Episode #69 Is Unity Possible?

The notion of unity can be both powerful and unsettling: powerful because it tugs at the heartstrings of what we most desire, yet unsettling because we fear for what we might lose in the process. This week, Dr. Michael Brown and Steve Rieske bring their 3-part conversation about our Country in Crisis to a very practical and hopeful conclusion.

Show Notes

It won’t feel like laying down my rights. What it will do is it will feel like picking up another person’s well-being. And it will be fun. It really can be fun.
Steve Rieske

One Perspective

  • Unity is possible, but it requires tremendous amounts of tenacity, humility, and empathy.

Three Problems

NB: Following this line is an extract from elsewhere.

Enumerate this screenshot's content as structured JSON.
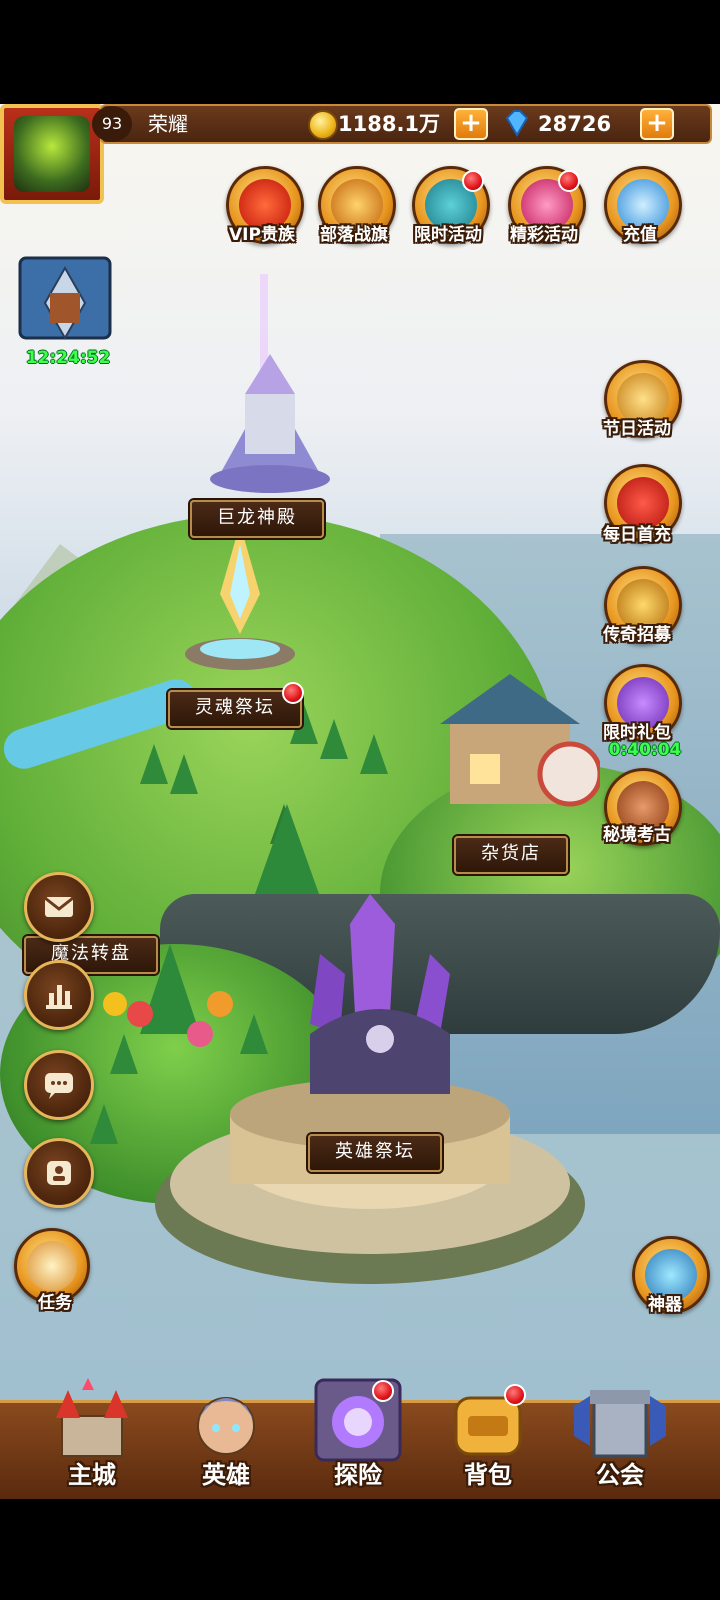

  • The greatest barriers to unity are the protection of our personal freedom and the pursuit of others’ shame.
  • Sometimes considering others’ perspectives requires us not only to acknowledge that we were wrong but also to admit that we have done wrong.
  • We often fail to find common ground with others because we are afraid that agreement about one thing implies agreement about everything.

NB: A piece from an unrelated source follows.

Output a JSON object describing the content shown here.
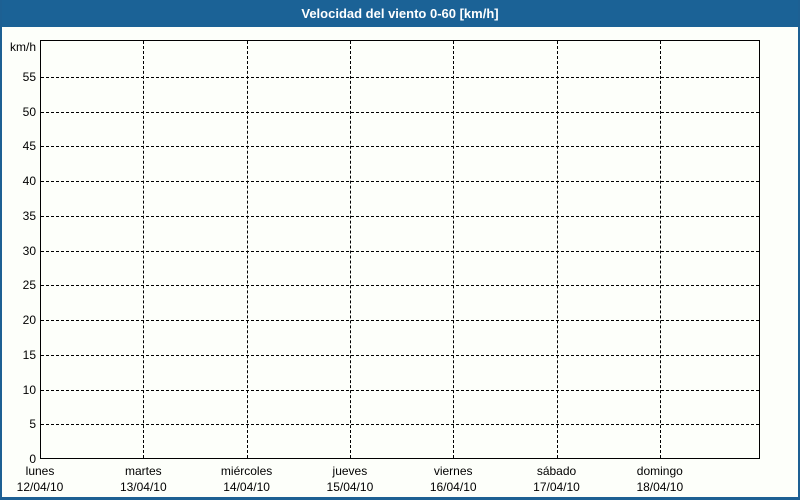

Three Principles

  • The pursuit of unity is not merely the ‘right’ way to spend our lives but is instead the most fun, fulfilling, and healthy way to spend our lives.
  • Societies are most prosperous when they simultaneously maximize both individual freedom and collective justice.
  • Many of our disagreements take place at the level of definition, even though we actually agree about the facts.

Five Practices

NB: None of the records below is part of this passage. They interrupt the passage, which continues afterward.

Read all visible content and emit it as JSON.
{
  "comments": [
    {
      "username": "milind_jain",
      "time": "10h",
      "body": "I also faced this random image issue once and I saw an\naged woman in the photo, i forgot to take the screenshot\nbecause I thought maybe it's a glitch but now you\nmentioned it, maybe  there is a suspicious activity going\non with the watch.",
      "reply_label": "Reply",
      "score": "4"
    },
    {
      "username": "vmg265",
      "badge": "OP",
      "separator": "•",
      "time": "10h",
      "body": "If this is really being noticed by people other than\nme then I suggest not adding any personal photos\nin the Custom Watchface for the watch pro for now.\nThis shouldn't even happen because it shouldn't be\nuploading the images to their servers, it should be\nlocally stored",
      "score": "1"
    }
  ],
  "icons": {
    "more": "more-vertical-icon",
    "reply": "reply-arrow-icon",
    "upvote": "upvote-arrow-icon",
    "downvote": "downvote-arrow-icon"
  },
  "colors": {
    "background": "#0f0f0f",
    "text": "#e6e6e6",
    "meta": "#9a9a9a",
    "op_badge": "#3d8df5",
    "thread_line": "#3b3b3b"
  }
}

  • Demonstrate humility by acknowledging those situations when your personal worldview has failed to live up to its potential.
  • When national or worldwide unity feels overwhelming, take measurable steps toward unity in your own household, workplace, or local community.
  • Ask yourself, “Why do I feel this way?” whenever you recognize an instinctive defensiveness directed toward specific people, ideas, or organizations.
  • When a conversation is at a stand-still due to confusion surrounding terminology, offer the questions, “What do you call it when…?” and “What do you think I mean when I use the word…?”
  • Find common ground by utilizing others’ preferred terminology when applicable.